Cade Lizotte, Class of 2019 - Champlin Park High School
My 400m PR is 49.54, and my 100m PR is 11.1. I unfortunately don't remember my 200m PR because it has been a while since I have ran it. I ran in State as a sophomore in 2017 running the 400m dash. I finished 7th place overall.
I have run track since sixth grade in middle school because I loved to run and wanted to see if I enjoyed running competitively. I first got involved in high school track to try and stay in shape for the other sports that I played. One of my coaches asked me to join track, so I did. I have played many sports throughout my life. I have competitively played/ran track and field, cross country, soccer, basketball, football, and tennis. Tennis and cross country I have not done for the high school. I am now only competing in track and field, and soccer.
A standout memory that I had from track was when I first came in as a freshman and I started running varsity. I was relatively shy at the time and I wasn't sure what to expect, but the seniors and varsity runners welcomed me with open arms and treated me like family. After about a week of running with them they gave me my own warm up line to lead and named a few dynamic stretches after me. A couple of these were "karao-Cades" instead of karaokes and "Cade" skips instead of a thing we called C-skips.
My parents have been a great help to me throughout my entire track career. They have always been willing to help me from things like my diet, extra practice, or to help my psychologically get ready. A coach who greatly helped me even though I've known her for less than a year is my coach from my summer track team, Track Minnesota Elite, Dawn Johnson. She was always there for me and all her other athletes, ready to help however she could. She would always psychologically helped me when I wasn't feeling good about a race. She was always kind, funny, and always said the right thing to me even if I didn't think I needed it. She gave me a lot of helpful constructive criticism, and was strict when she needed to be.
You will often find some family cheering for me. My dad Steven, my mother Amy, my step-mother Kourtney Kemp, big brother Ethan, and also my two baby brothers Elliot and Graham.
My biggest challenge as an athlete has been choosing the sport/sports I wanted to pursue further. When I was younger I played many sports, and as I got older, especially into high school, I had to choose which sports I had to stop playing even if I loved them. Whenever I was faced with that choice, I thought about it for a very long time, looked at the pros and cons, and I often made uncertain/ hard decisions that to this day I still question sometimes.
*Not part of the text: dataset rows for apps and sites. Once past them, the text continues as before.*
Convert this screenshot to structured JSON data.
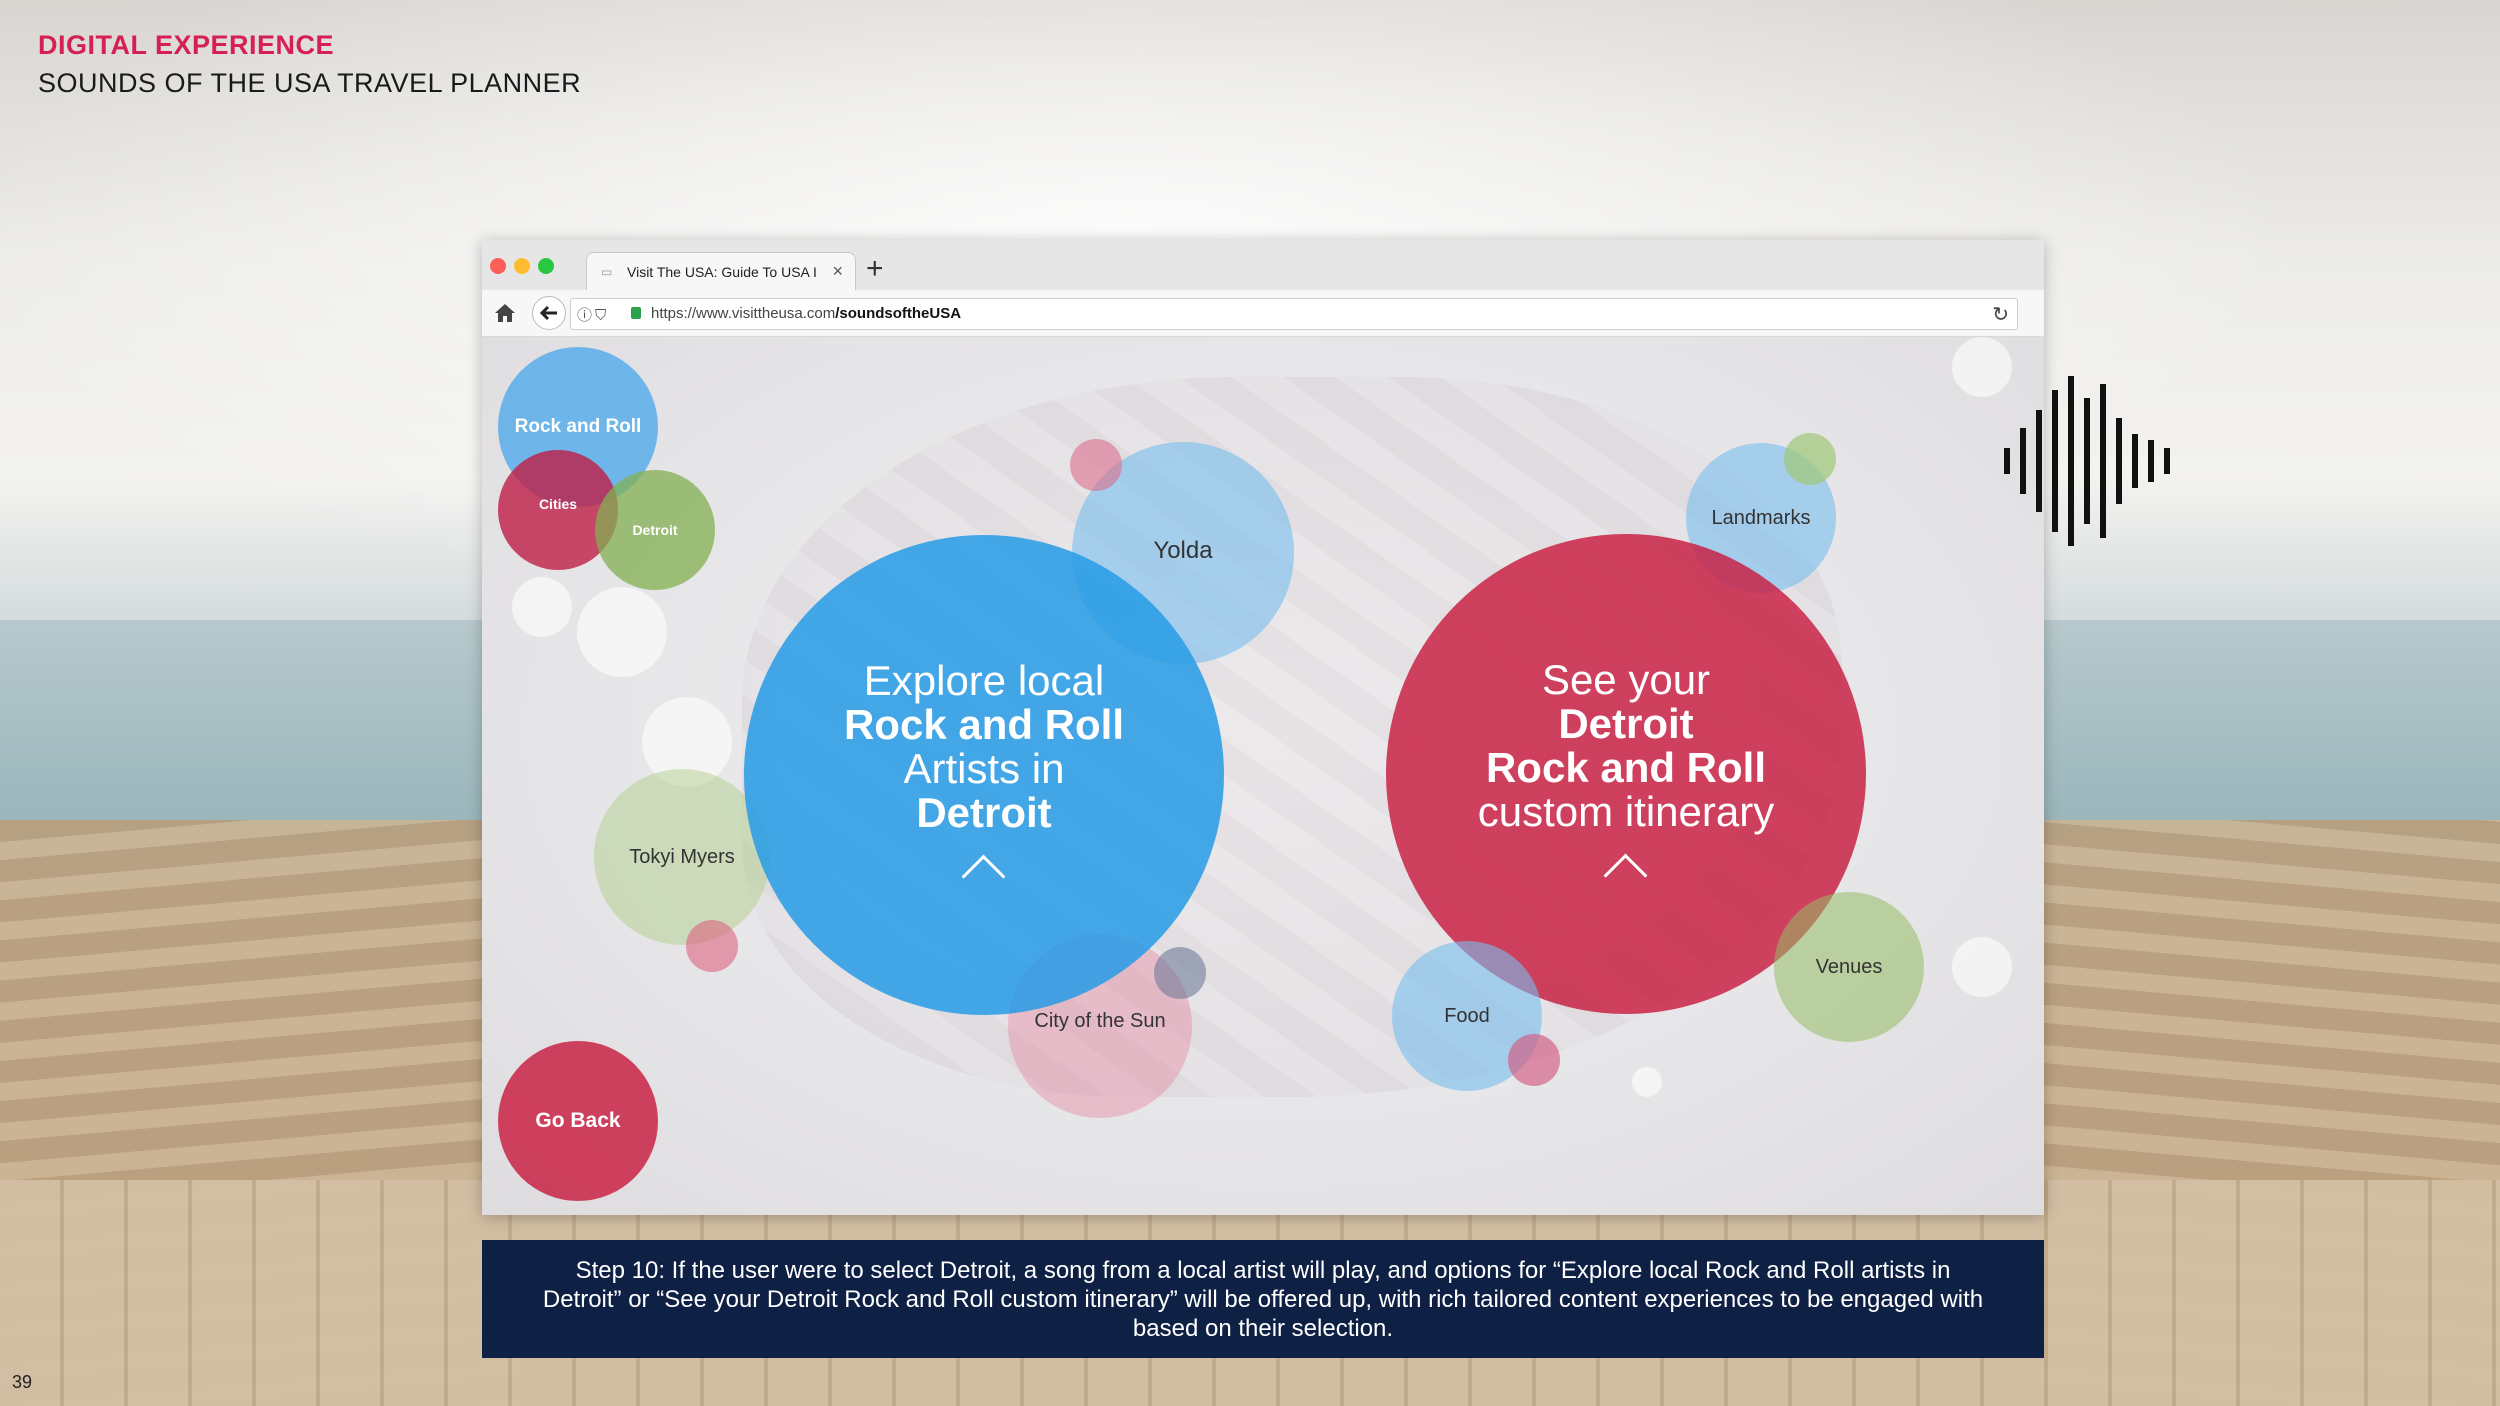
{
  "header": {
    "eyebrow": "DIGITAL EXPERIENCE",
    "title": "SOUNDS OF THE USA TRAVEL PLANNER"
  },
  "page_number": "39",
  "browser": {
    "tab_title": "Visit The USA: Guide To USA I",
    "url_base": "https://www.visittheusa.com",
    "url_path": "/soundsoftheUSA"
  },
  "bubbles": {
    "rock_and_roll": "Rock and Roll",
    "cities": "Cities",
    "detroit_small": "Detroit",
    "yolda": "Yolda",
    "tokyi_myers": "Tokyi Myers",
    "city_of_the_sun": "City of the Sun",
    "landmarks": "Landmarks",
    "food": "Food",
    "venues": "Venues",
    "go_back": "Go Back"
  },
  "explore": {
    "line1": "Explore local",
    "line2": "Rock and Roll",
    "line3": "Artists in",
    "line4": "Detroit"
  },
  "itinerary": {
    "line1": "See your",
    "line2": "Detroit",
    "line3": "Rock and Roll",
    "line4": "custom itinerary"
  },
  "caption": "Step 10: If the user were to select Detroit, a song from a local artist will play, and options for “Explore local Rock and Roll artists in Detroit” or  “See your Detroit Rock and Roll custom itinerary” will be offered up, with rich tailored content experiences to be engaged with based on their selection.",
  "colors": {
    "accent_pink": "#d61f55",
    "blue": "#269be6",
    "red": "#c81c40",
    "navy": "#0e2044"
  },
  "icons": [
    "home-icon",
    "back-arrow-icon",
    "info-icon",
    "shield-icon",
    "lock-icon",
    "reload-icon",
    "sound-wave-icon",
    "chevron-up-icon"
  ]
}
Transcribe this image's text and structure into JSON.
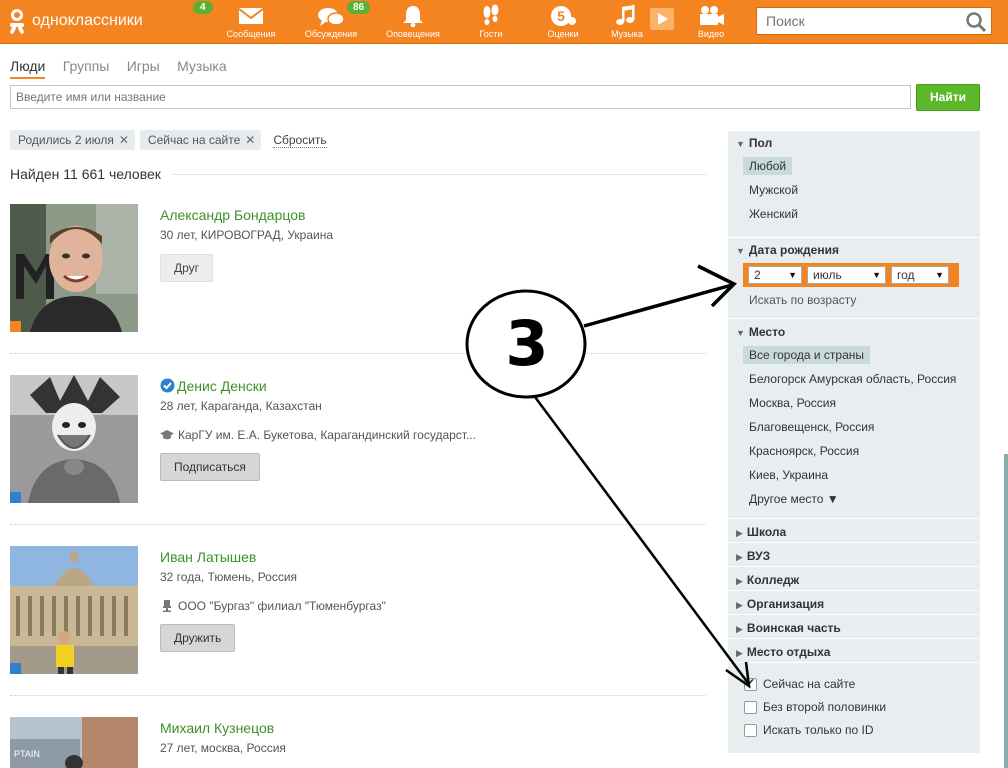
{
  "header": {
    "logo_text": "одноклассники",
    "logo_badge": "4",
    "nav": [
      {
        "label": "Сообщения",
        "icon": "envelope-icon",
        "badge": ""
      },
      {
        "label": "Обсуждения",
        "icon": "chat-bubbles-icon",
        "badge": "86"
      },
      {
        "label": "Оповещения",
        "icon": "bell-icon",
        "badge": ""
      },
      {
        "label": "Гости",
        "icon": "footprints-icon",
        "badge": ""
      },
      {
        "label": "Оценки",
        "icon": "rating-5-icon",
        "badge": ""
      },
      {
        "label": "Музыка",
        "icon": "music-note-icon",
        "badge": ""
      },
      {
        "label": "Видео",
        "icon": "video-camera-icon",
        "badge": ""
      }
    ],
    "search_placeholder": "Поиск"
  },
  "tabs": [
    "Люди",
    "Группы",
    "Игры",
    "Музыка"
  ],
  "active_tab": "Люди",
  "search": {
    "placeholder": "Введите имя или название",
    "button": "Найти"
  },
  "filters": {
    "chips": [
      "Родились 2 июля",
      "Сейчас на сайте"
    ],
    "reset": "Сбросить"
  },
  "results": {
    "count_text": "Найден 11 661 человек",
    "people": [
      {
        "name": "Александр Бондарцов",
        "meta": "30 лет, КИРОВОГРАД, Украина",
        "extra": "",
        "extra_icon": "",
        "verified": false,
        "button": "Друг",
        "status_color": "#f48420"
      },
      {
        "name": "Денис Денски",
        "meta": "28 лет, Караганда, Казахстан",
        "extra": "КарГУ им. Е.А. Букетова, Карагандинский государст...",
        "extra_icon": "graduation-cap-icon",
        "verified": true,
        "button": "Подписаться",
        "status_color": "#2f80d0"
      },
      {
        "name": "Иван Латышев",
        "meta": "32 года, Тюмень, Россия",
        "extra": "ООО \"Бургаз\" филиал \"Тюменбургаз\"",
        "extra_icon": "office-chair-icon",
        "verified": false,
        "button": "Дружить",
        "status_color": "#2f80d0"
      },
      {
        "name": "Михаил Кузнецов",
        "meta": "27 лет, москва, Россия",
        "extra": "",
        "extra_icon": "",
        "verified": false,
        "button": "",
        "status_color": ""
      }
    ]
  },
  "sidebar": {
    "gender": {
      "title": "Пол",
      "options": [
        "Любой",
        "Мужской",
        "Женский"
      ],
      "selected": "Любой"
    },
    "birthday": {
      "title": "Дата рождения",
      "day": "2",
      "month": "июль",
      "year": "год",
      "by_age": "Искать по возрасту"
    },
    "place": {
      "title": "Место",
      "options": [
        "Все города и страны",
        "Белогорск Амурская область, Россия",
        "Москва, Россия",
        "Благовещенск, Россия",
        "Красноярск, Россия",
        "Киев, Украина",
        "Другое место ▼"
      ],
      "selected": "Все города и страны"
    },
    "collapsed": [
      "Школа",
      "ВУЗ",
      "Колледж",
      "Организация",
      "Воинская часть",
      "Место отдыха"
    ],
    "checkboxes": [
      {
        "label": "Сейчас на сайте",
        "checked": true
      },
      {
        "label": "Без второй половинки",
        "checked": false
      },
      {
        "label": "Искать только по ID",
        "checked": false
      }
    ]
  },
  "annotation": {
    "label": "3"
  },
  "colors": {
    "brand_orange": "#f48420",
    "green_button": "#5cb82b",
    "name_green": "#3d9128",
    "sidebar_bg": "#e8eef0"
  }
}
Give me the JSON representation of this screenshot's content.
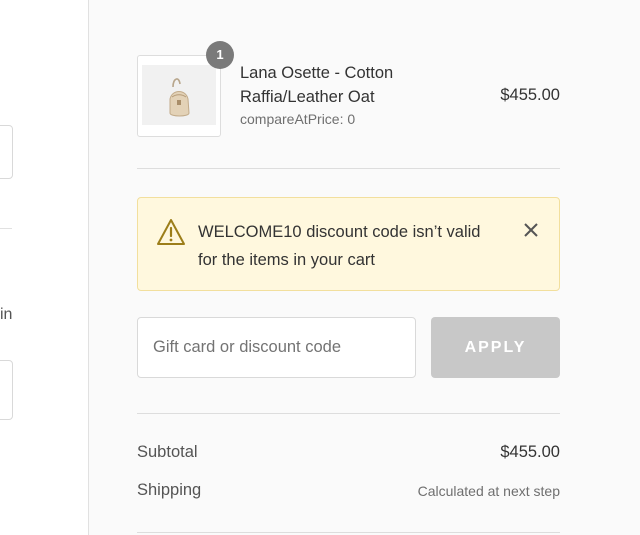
{
  "left": {
    "partial_text": "in"
  },
  "cart": {
    "item": {
      "name": "Lana Osette - Cotton Raffia/Leather Oat",
      "meta": "compareAtPrice: 0",
      "price": "$455.00",
      "quantity": "1",
      "image_icon": "bag-product-image"
    }
  },
  "alert": {
    "icon": "warning-triangle-icon",
    "message": "WELCOME10 discount code isn’t valid for the items in your cart",
    "close_icon": "close-icon",
    "background": "#fff8de",
    "border": "#f2df9d"
  },
  "discount": {
    "placeholder": "Gift card or discount code",
    "value": "",
    "apply_label": "APPLY",
    "apply_color": "#c8c8c8"
  },
  "summary": {
    "subtotal_label": "Subtotal",
    "subtotal_value": "$455.00",
    "shipping_label": "Shipping",
    "shipping_value": "Calculated at next step"
  }
}
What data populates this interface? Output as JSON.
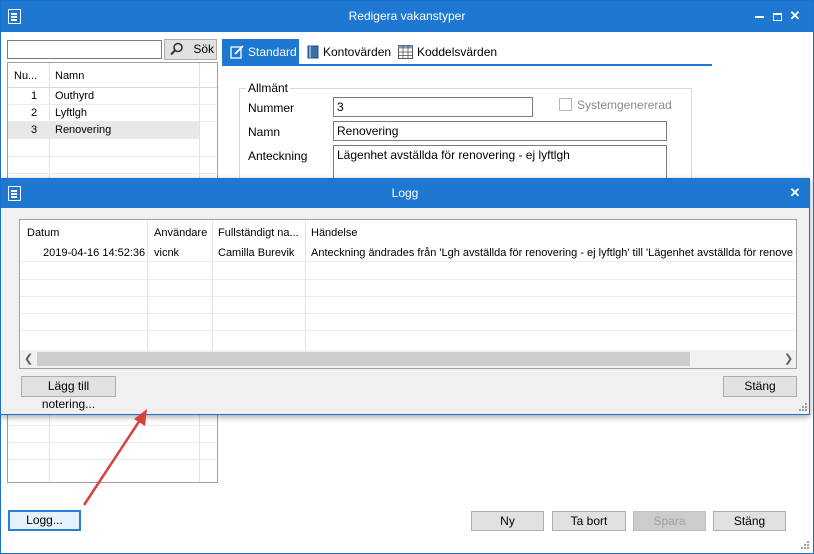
{
  "main_window": {
    "title": "Redigera vakanstyper",
    "search": {
      "value": "",
      "button_label": "Sök"
    },
    "list": {
      "headers": [
        "Nu...",
        "Namn"
      ],
      "rows": [
        {
          "num": "1",
          "name": "Outhyrd"
        },
        {
          "num": "2",
          "name": "Lyftlgh"
        },
        {
          "num": "3",
          "name": "Renovering"
        }
      ]
    },
    "tabs": [
      {
        "label": "Standard",
        "icon": "pencil-form-icon"
      },
      {
        "label": "Kontovärden",
        "icon": "book-icon"
      },
      {
        "label": "Koddelsvärden",
        "icon": "table-icon"
      }
    ],
    "form": {
      "group_label": "Allmänt",
      "nummer_label": "Nummer",
      "nummer_value": "3",
      "namn_label": "Namn",
      "namn_value": "Renovering",
      "anteckning_label": "Anteckning",
      "anteckning_value": "Lägenhet avställda för renovering - ej lyftlgh",
      "systemgenererad_label": "Systemgenererad"
    },
    "buttons": {
      "logg": "Logg...",
      "ny": "Ny",
      "ta_bort": "Ta bort",
      "spara": "Spara",
      "stang": "Stäng"
    }
  },
  "log_window": {
    "title": "Logg",
    "headers": [
      "Datum",
      "Användare",
      "Fullständigt na...",
      "Händelse"
    ],
    "rows": [
      {
        "datum": "2019-04-16 14:52:36",
        "anvandare": "vicnk",
        "namn": "Camilla Burevik",
        "handelse": "Anteckning ändrades från 'Lgh avställda för renovering - ej lyftlgh' till 'Lägenhet avställda för renoveri..."
      }
    ],
    "buttons": {
      "add_note": "Lägg till notering...",
      "close": "Stäng"
    }
  },
  "colors": {
    "titlebar": "#1e78d2",
    "annotation_arrow": "#d9413a",
    "selected_row": "#e8e8e8"
  }
}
I am still overcoming those decisions I have had to make, and I do have some regrets, but to help me get over it I often try to realize that there is no going back, so I need to live with the choices I have made and have fun playing the sports I do now, which I do very much still enjoy.
My main goals this year are to have as much fun as possible while working as hard as I can, and make it as far into/close to the State Meet in as many events as I can.
We are mostly looking forward to spending this last year we have running track together.
I wouldn't exactly call it a superstition, but I always keep a baton in my school backpack the whole year.
When I'm not doing track I am often playing soccer or doing homework. On the weekends when I typically have more free time, I am hanging out with friends or my two baby brothers.
To the younger athletes I would say to try and find a good balance between hard work and fun in sports. Many times people get way too nervous or are way too hard on themselves when it comes to track. I myself have experienced the nerves of running track, but it's important to remember that sports are for fun, and if you don't get that time or jump in that race or jump, it's ok. That one run or jump will not effect your entire life, so there's no point in spending to much time being nervous before, or being regretful after. All you need to do is the best you can do, the rest will follow.
Form is more important than you think. When your form is good when you are sprinting, you should look like you aren't running "very fast" (that is, putting in much effort), but really you are running fast.
I am ambidextrous so I can come off the blocks pretty equally with either foot forwards.